As November breathes its last, the changing weather has been a keen reminder that we’re moving from autumn into winter. Parts of Britain are being battered by strong winds; other parts are experiencing snow. Luckily, the Kent coast seems to have escaped the white stuff – for now – but it’s cold. Very cold. Outside the Music Hall in Ramsgate, it feels like the arctic, and those venturing out could feel like Captain Oates. To be fair, everyone has been – and will be – subjected to far colder, but a year’s worth of not going out much due to the global pandemic has made it seem particularly harsh. It’s worth braving the cold tonight, though, as Detroit’s Electric Six are in town as part of a last minute addition to their UK tour.

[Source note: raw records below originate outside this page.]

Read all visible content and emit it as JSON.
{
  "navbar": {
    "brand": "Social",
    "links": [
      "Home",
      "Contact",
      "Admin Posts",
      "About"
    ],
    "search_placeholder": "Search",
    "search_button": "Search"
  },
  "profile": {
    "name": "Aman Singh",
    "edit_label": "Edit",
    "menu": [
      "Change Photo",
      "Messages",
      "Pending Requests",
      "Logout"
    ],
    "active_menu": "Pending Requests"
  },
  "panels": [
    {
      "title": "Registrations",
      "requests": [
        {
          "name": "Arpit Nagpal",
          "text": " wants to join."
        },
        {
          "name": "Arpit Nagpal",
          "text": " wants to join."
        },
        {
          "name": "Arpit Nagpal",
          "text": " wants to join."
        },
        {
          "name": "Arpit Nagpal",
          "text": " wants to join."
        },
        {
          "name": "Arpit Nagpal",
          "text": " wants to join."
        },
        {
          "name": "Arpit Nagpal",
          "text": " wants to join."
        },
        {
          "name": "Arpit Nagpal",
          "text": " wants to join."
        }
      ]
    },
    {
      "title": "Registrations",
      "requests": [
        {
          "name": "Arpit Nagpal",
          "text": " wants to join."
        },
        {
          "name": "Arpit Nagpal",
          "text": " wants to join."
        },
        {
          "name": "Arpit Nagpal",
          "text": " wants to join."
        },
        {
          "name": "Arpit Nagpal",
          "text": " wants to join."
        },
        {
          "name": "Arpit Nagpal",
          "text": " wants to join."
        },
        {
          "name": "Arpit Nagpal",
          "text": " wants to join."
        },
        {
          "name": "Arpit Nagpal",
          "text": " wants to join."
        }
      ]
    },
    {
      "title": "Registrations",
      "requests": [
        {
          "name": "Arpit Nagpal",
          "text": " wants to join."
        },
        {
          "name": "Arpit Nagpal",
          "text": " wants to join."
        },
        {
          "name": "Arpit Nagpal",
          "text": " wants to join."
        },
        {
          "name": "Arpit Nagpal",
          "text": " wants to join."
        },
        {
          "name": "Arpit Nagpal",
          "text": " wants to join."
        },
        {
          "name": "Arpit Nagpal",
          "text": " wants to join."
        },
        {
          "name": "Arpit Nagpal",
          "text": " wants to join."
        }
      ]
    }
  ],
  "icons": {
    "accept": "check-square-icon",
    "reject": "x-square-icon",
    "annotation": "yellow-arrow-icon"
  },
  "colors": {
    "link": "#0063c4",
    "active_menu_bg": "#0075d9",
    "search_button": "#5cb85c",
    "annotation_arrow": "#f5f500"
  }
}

Goodbyes can be drawn out. None more so than the arrival of Martin Rossiter’s farewell London show. The ex-Gene frontman’s final curtain call was originally set to take place in June 2020, but it shifted date – and venue – more than once, before finally settling into its final resting place at the Kentish Town Forum in November 2021. At this point, larger gigs still haven’t made a full return following months of Covid related restrictions and cancellations so, understandably, for some, this night comes with a certain amount of unease. Fortunately, Rossiter quickly puts that right, firstly with a self-curated playlist in place of a traditional support band (his choice of tunes, heavily weighted to rarer Northern Soul bangers is excellent) and then the main event.

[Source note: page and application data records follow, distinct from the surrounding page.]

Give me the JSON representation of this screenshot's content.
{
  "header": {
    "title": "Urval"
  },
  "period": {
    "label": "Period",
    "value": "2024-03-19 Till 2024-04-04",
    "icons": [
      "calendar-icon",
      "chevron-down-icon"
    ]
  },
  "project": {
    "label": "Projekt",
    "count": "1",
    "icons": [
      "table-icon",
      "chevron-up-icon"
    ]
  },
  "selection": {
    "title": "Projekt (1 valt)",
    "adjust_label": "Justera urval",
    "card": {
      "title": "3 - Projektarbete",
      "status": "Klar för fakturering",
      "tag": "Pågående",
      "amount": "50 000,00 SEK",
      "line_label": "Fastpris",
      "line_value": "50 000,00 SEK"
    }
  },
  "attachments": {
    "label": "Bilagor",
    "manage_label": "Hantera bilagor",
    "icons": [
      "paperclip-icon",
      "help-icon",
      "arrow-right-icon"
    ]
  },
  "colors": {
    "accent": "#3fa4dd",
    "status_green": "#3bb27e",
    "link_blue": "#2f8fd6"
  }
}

It’s approximately 8.25 at the Shepherd’s Bush Empire. Jim Bob has not long finished an excellent acoustic set and Alice Cooper is bellowing ‘Hello, Hooray’ across the PA system. Whether or not this choice of between set music has been chosen deliberately or is just a welcome coincidence remains to be seen. However, its lyric concerning letting the show begin and pulling in the audience is certainly apt. Tonight, the near capacity crowd are very keen…and – in some cases – especially so, since they’ve got a good idea of the night’s set list. Stourbridge’s finest, The Wonder Stuff, have promised that their first two albums – 1988’s ‘The Eight Legged Groove Machine’ and 1989’s ‘Hup’ – will be played in full. These are albums that still mean the world to most of The Stuffies’ loyal fanbase. They’re also albums that have the potential to be enjoyed by listeners who might not have connected with them that first time around. More than just nostalgia, the coming set is automatically geared towards fantastic songs. High spirits and a lot of crowd singing are both guaranteed.